On MY ANCESTOR’S GIFT, his Navona Recordings debut, composer Carlos Simon combines influences from jazz, gospel, and neoromanticism, incorporating spoken word and historic recordings, to craft a multifaceted program of musical works that are inspired as much by the past as much as they are by the present.
Launched by “Our Ancestor’s Legacy,” the composer’s personal introduction to the themes he will musically address throughout, MY ANCESTOR’S GIFT sets out to depict the evolution of black people in America through the lens of the black woman with “Portrait of a Queen.” Dramatic spoken word poetically reveals her thoughts and feelings of throughout various time periods, reflected by musical themes that draw on melodies, textures and rhythms of those eras.
Simon provides breathing room between the intense topics he explores with several brief, often conversational “Interludes” that also serve to offer emotional or explanatory context for his longer compositions, such as the sorrowful and contemplative “Elegy,” dedicated to “those wrongfully murdered by an oppressive power.” He mines his personal family history with “Generations,” which includes audio clips of sermons given by his great-grandfather, his grandfather and his father, with musical elements that feature a processed Fender Rhodes guitar that Simon inherited from his grandfather, and Hammond B3 organ.
The melodic and meditative “Be Still and Know” appears in sharp contrast to “White Only, Colored Only,” which plays George Wallace’s infamous Segregation Now, Segregation Forever speech against free-flowing improvised lines and a consistent rhythm. Hope for change, however, is offered by the interlude “Change the World,” which concludes with a quote from Martin Luther King, and by the smooth R&B-tinged vocal track “I Feel It Somewhere,” before the album concludes with another tribute to his personal history, the whimsical “Lickety Split.”
Performed by the Hub New Music Ensemble
Commissioned by the Asia/America New Music Institute.
In June, American Composers Orchestra (ACO) continues its commitment to serving as a catalyst for the creation and development of new orchestral music with two Readings sessions of brand new orchestral works by 14 composers hailing from across the country, held at Miller Theatre at Columbia University (2960 Broadway, NYC). ACO’s 25th Annual Underwood New Music Readings will take place on Tuesday, June 14 at 7:30pm and ACO’s third Jazz Composers Orchestra Institute (JCOI) Readings will take place on Thursday, June 16 at 7:30pm. Both Readings, during which the new pieces will be polished and performed in their entirety, are open to the public free of charge, giving audiences a chance to look behind the scenes at the process involved in bringing brand new, stylistically diverse orchestral music to life (reservations at www.americancomposers.org suggested). Both Readings are conducted by ACO Music Director George Manahan.
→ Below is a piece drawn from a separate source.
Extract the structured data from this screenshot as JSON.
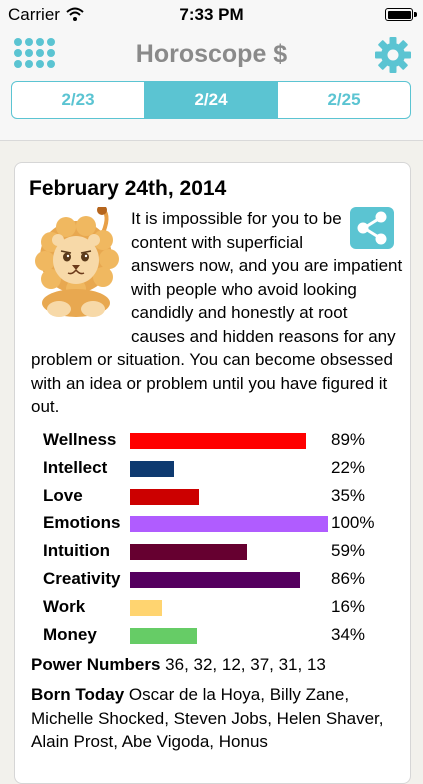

Mentor composers for the Underwood New Music Readings are ACO's Artistic Director Derek Bermel, and composers Sarah Kirkland Snider and Stephen Hartke. Mentor composers for the JCOI Readings are Bermel, Anthony Davis, Gabriela Lena Frank, and James Newton. Newton leads JCOI as the program director. George Lewis is director emeritus. Each composer participating in these Readings receives rehearsal, reading, and a digital recording of his or her work. Review and feedback sessions with ACO principal players, mentor composers, guest conductors, and industry representatives provide crucial artistic, technical, and conceptual assistance.